The Great Salt Lake at Saltair* rose 4.7 feet from 4188.7 feet on October 1st of last year to 4,193.4 feet on May 1st of this year. That's a big increase, but it is still very low. The graph below illustrates the lake elevations at Saltair based on data from the USGS. The orange line indicates the 4193.4 ft level, showing that the current elevation is still below all but the low stand in the early 1960s, recent seasonal minimums in the fall, and the drawn out low period of the past couple of years.
|Lake elevation at Saltair since 1847 (USGS data)|

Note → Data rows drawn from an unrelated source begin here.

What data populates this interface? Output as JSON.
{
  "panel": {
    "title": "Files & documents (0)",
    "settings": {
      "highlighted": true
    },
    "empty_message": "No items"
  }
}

You may have noticed the asterisk above. Saltair provides long-term records for the south arm of the lake, but the rock-fill railroad causeway dividing the lake in half can cause elevation imbalances. Additionally, the berm in a gap in the causeway was raised recently. As a result, while the south arm receives most of the freshwater runoff and has risen a lot, the north arm has only climbed slightly to 4189.2 ft.

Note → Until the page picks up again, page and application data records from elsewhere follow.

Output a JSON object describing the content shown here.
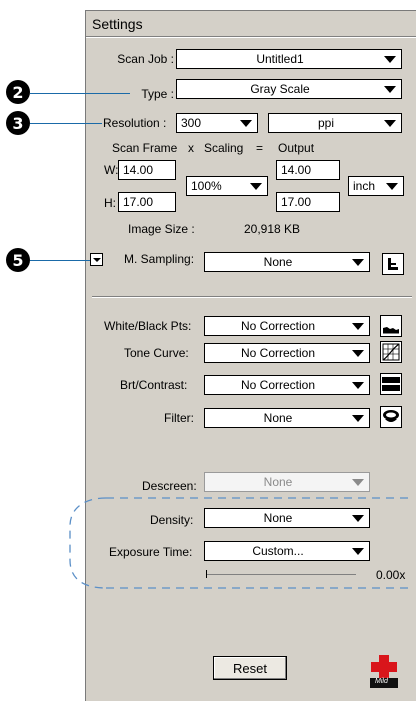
{
  "panel": {
    "title": "Settings"
  },
  "scan_job": {
    "label": "Scan Job :",
    "value": "Untitled1"
  },
  "type": {
    "label": "Type :",
    "value": "Gray Scale"
  },
  "resolution": {
    "label": "Resolution :",
    "value": "300",
    "unit": "ppi"
  },
  "scan_frame": {
    "header_scan": "Scan Frame",
    "header_x": "x",
    "header_scaling": "Scaling",
    "header_eq": "=",
    "header_output": "Output",
    "w_label": "W:",
    "h_label": "H:",
    "w_input": "14.00",
    "h_input": "17.00",
    "scaling": "100%",
    "w_output": "14.00",
    "h_output": "17.00",
    "unit": "inch"
  },
  "image_size": {
    "label": "Image Size :",
    "value": "20,918 KB"
  },
  "m_sampling": {
    "label": "M. Sampling:",
    "value": "None"
  },
  "callouts": [
    "2",
    "3",
    "5"
  ],
  "adjustments": {
    "white_black": {
      "label": "White/Black Pts:",
      "value": "No Correction"
    },
    "tone_curve": {
      "label": "Tone Curve:",
      "value": "No Correction"
    },
    "brt_contrast": {
      "label": "Brt/Contrast:",
      "value": "No Correction"
    },
    "filter": {
      "label": "Filter:",
      "value": "None"
    },
    "descreen": {
      "label": "Descreen:",
      "value": "None"
    }
  },
  "density": {
    "label": "Density:",
    "value": "None"
  },
  "exposure": {
    "label": "Exposure Time:",
    "value": "Custom...",
    "slider_value": "0.00x",
    "slider_fraction": 0
  },
  "buttons": {
    "reset": "Reset",
    "logo_text": "Mild"
  },
  "colors": {
    "panel_bg": "#d4d0c8",
    "callout_line": "#1a6aa8",
    "dashed_region": "#5b8fc7",
    "logo_red": "#d9151b"
  }
}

|Lake elevation at Saline since 1966 (USGS data)|
Landsat imagery from last May and this May shows more water in Farmington Bay, Ogden Bay, and the Bear River Bay. However, large expanses of lake bed remain exposed in Farmington Bay and on the western side of the lake.

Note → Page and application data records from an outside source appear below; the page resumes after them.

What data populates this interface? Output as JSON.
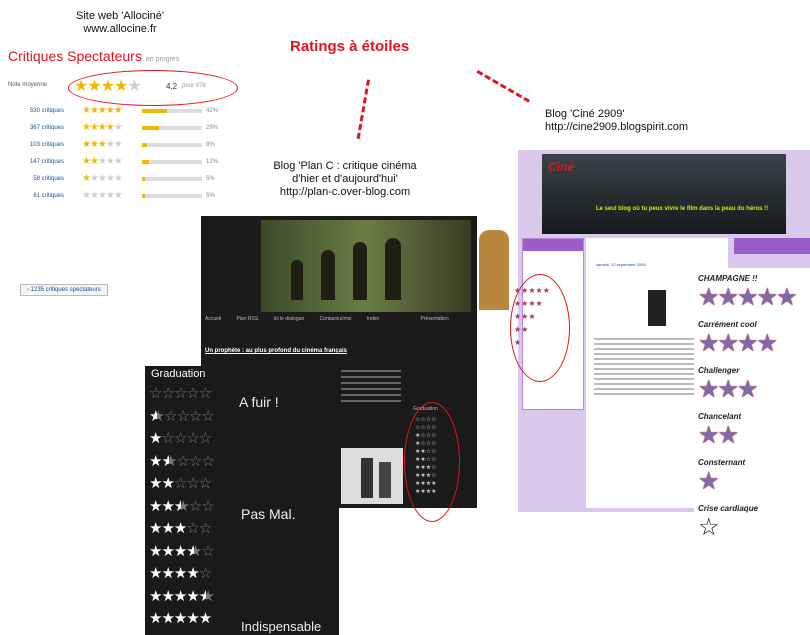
{
  "captions": {
    "allocine": "Site web 'Allociné'\nwww.allocine.fr",
    "title": "Ratings à étoiles",
    "planc": "Blog 'Plan C : critique cinéma\nd'hier et d'aujourd'hui'\nhttp://plan-c.over-blog.com",
    "cine": "Blog 'Ciné 2909'\nhttp://cine2909.blogspirit.com"
  },
  "allocine": {
    "header": "Critiques Spectateurs",
    "header_small": "en progrès",
    "avg_label": "Note moyenne",
    "avg_value": "4,2",
    "avg_suffix": "pour 978",
    "rows": [
      {
        "label": "530 critiques",
        "stars": 5,
        "pct": "42%",
        "fill": 0.42
      },
      {
        "label": "367 critiques",
        "stars": 4,
        "pct": "29%",
        "fill": 0.29
      },
      {
        "label": "103 critiques",
        "stars": 3,
        "pct": "8%",
        "fill": 0.08
      },
      {
        "label": "147 critiques",
        "stars": 2,
        "pct": "12%",
        "fill": 0.12
      },
      {
        "label": "58 critiques",
        "stars": 1,
        "pct": "5%",
        "fill": 0.05
      },
      {
        "label": "61 critiques",
        "stars": 0,
        "pct": "5%",
        "fill": 0.05
      }
    ],
    "button": "1235 critiques spectateurs"
  },
  "planc": {
    "nav": [
      "Accueil",
      "Plan RSS",
      "Ici le dialogue",
      "Contactez/moi",
      "Index",
      "Présentation"
    ],
    "post_title": "Un prophète : au plus profond du cinéma français",
    "side_label": "Graduation"
  },
  "graduation": {
    "title": "Graduation",
    "rows": [
      0,
      0.5,
      1,
      1.5,
      2,
      2.5,
      3,
      3.5,
      4,
      4.5,
      5
    ],
    "labels": {
      "afuir": "A fuir !",
      "pasmal": "Pas Mal.",
      "indisp": "Indispensable"
    }
  },
  "cine": {
    "banner": "Le seul blog où tu peux vivre le film dans la peau du héros !!",
    "levels": [
      {
        "stars": 5,
        "label": "CHAMPAGNE !!"
      },
      {
        "stars": 4,
        "label": "Carrément cool"
      },
      {
        "stars": 3,
        "label": "Challenger"
      },
      {
        "stars": 2,
        "label": "Chancelant"
      },
      {
        "stars": 1,
        "label": "Consternant"
      },
      {
        "stars": 0,
        "label": "Crise cardiaque"
      }
    ],
    "post_date": "samedi, 12 septembre 2009"
  }
}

Note that the map above assumes a level lake. Lake elevation, coverage, and shorelines do fluctuate due to wind, inflows, and other effects.